Ready riser: Mouse cells that harbor a bioluminescent version of MECP2 also express a red fluorescent tag after pharmacological reactivation of the X chromosome (bottom), which is normally silenced.
Courtesy of Mira-Bontembal and Tan, et al.

Silenced X chromosome genes reawaken in new mouse model

The new animal line could accelerate the discovery of gene-activating therapies for the autism-linked condition Rett syndrome.

A new mouse model may accelerate the discovery of gene-activating therapies to treat Rett syndrome, a condition related to autism, its makers say.

Rett syndrome arises from mutations in MECP2, a gene on the X chromosome. Such mutations are usually fatal shortly after birth in boys, who have only one X chromosome and thus no backup copy of the gene. Girls have two X chromosomes, but a process called random X inactivation silences one of them in about half of their cells. As a result, their backup copy of MECP2 can’t compensate for a mutated one — leading to the syndrome’s core traits, which include intellectual disability and seizures.

Researchers have been attempting to awaken the silenced copy to treat the condition. To test their strategies, they typically couple the MECP2 gene to DNA that encodes a fluorescent jellyfish protein. However, the fluorescent signal is weak and may not detect subtle changes in gene activation. Alternatively, the gene is fused with luciferase — the bioluminescent enzyme found in fireflies. This is brighter and more sensitive, but the bulky protein can disrupt the function of the MECP2 protein.

In the new mouse model, researchers fused the MECP2 gene to DNA that encodes a nanosized version of luciferase that, despite being more compact, emits 100 times as much light as the original. It can detect smaller changes in MECP2 reactivation and is less likely to disrupt the function of the MECP2 protein, says study investigator Antonio Bedalov, professor of medicine at the Fred Hutchinson Cancer Research Center in Seattle, Washington.
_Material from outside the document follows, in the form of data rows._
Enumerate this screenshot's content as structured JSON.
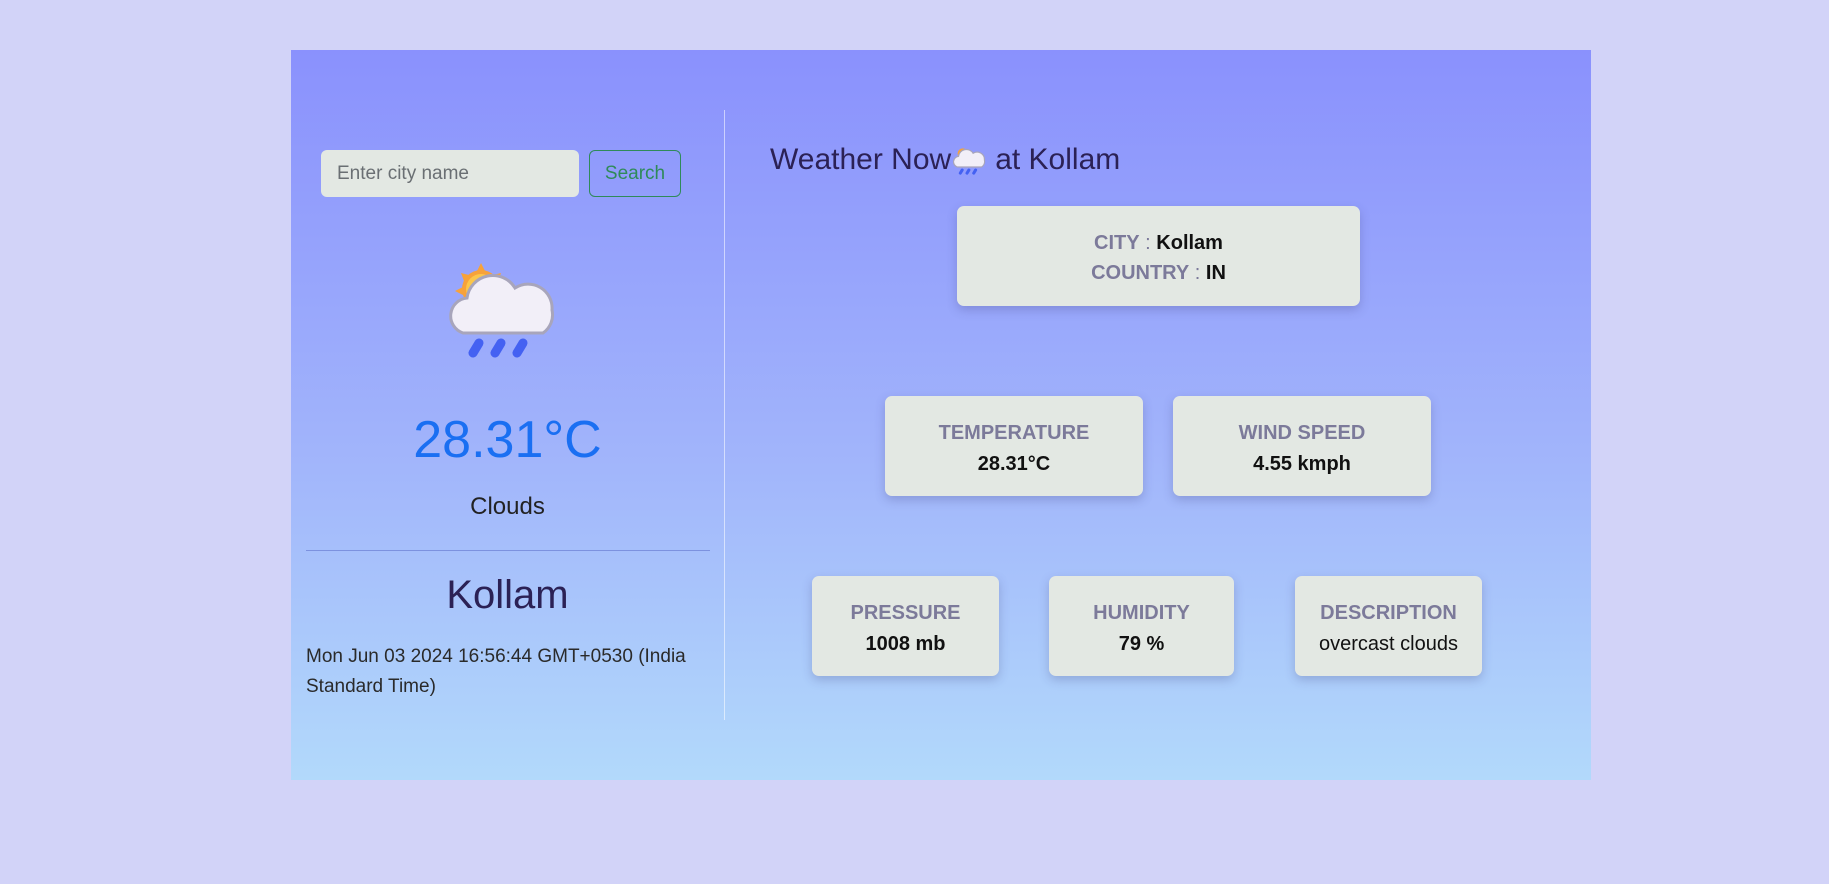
{
  "search": {
    "placeholder": "Enter city name",
    "button_label": "Search"
  },
  "current": {
    "icon": "cloud-sun-rain-icon",
    "temperature": "28.31°C",
    "condition": "Clouds",
    "city": "Kollam",
    "datetime": "Mon Jun 03 2024 16:56:44 GMT+0530 (India Standard Time)"
  },
  "details": {
    "title_prefix": "Weather Now",
    "title_icon": "cloud-sun-rain-icon",
    "title_suffix": "at Kollam",
    "city_label": "CITY",
    "city_value": "Kollam",
    "country_label": "COUNTRY",
    "country_value": "IN",
    "separator": ":",
    "temperature_label": "TEMPERATURE",
    "temperature_value": "28.31°C",
    "wind_label": "WIND SPEED",
    "wind_value": "4.55 kmph",
    "pressure_label": "PRESSURE",
    "pressure_value": "1008 mb",
    "humidity_label": "HUMIDITY",
    "humidity_value": "79 %",
    "description_label": "DESCRIPTION",
    "description_value": "overcast clouds"
  },
  "colors": {
    "page_background": "#d2d3f8",
    "accent_temperature": "#1a6ff2",
    "search_button": "#2f8a5a",
    "card_background": "#e3e8e3"
  }
}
The mice also express a red fluorescent protein when the bioluminescent version of MECP2 is active; that tag enables the researchers to track which cells carry the modified gene.


edalov and his colleagues bred female mice to harbor the bioluminescent version of MECP2 on their silenced copy of the X chromosome. The team then extracted neural stem cells from the mice, grew them in culture dishes and treated them with four compounds known to reactivate MECP2.

Researchers typically use mouse fibroblasts in such experiments, but neural stem cells are more relevant to Rett syndrome, says study investigator Hegias Mira-Bontenbal, associate professor at Erasmus Medical Centre in Rotterdam, the Netherlands.

Only one of the compounds Mira-Bontenbal and his colleagues used, called 5-azacytidine, successfully lit up the neural stem cells, signaling MECP2 reactivation. The drug works by blocking an enzyme from adding to DNA repressive tags that turn genes off. Combining the drug with short nucleotide strands that inhibit a molecule involved in silencing the X chromosome boosted MECP2 expression further.

To determine how many other genes along the X chromosome were also reactivated by the treatment, the researchers took advantage of genetic variation between the two X chromosomes — the bred mice inherited one X from an Algerian mouse strain called Cast/EiJ and the other X from a standard C57BL/6 laboratory mouse. These two sets of mice are as genetically similar to each other as people are to chimpanzees, Bedalov says.

Sequencing the active genes from the X chromosome and searching for stretches of nucleotides unique to the Algerian mice revealed reactivation of 85 other genes. The study was published in February in Stem Cell Reports.


ther groups are already using the mouse-derived cell lines, Mira-Bontenbal says, to investigate how different MECP2 mutations affect how well the protein works and how quickly it is degraded, shedding light on how the condition progresses at the cellular level.

Mira-Bontenbal says that he and his colleagues aim to test hundreds of chemical compounds to assess their ability to reactivate MECP2, an otherwise labor-intensive process. The team is creating a similar nano-luciferase system in human cells to see whether pharmacological therapies translate to people.

Meanwhile, Bedalov and his colleagues are using a modified version of CRISPR to remove the repressive tags on MECP2, in the hope of reactivating MECP2 without switching on other genes. They plan to test the effectiveness of that method using the mouse model, Bedalov says.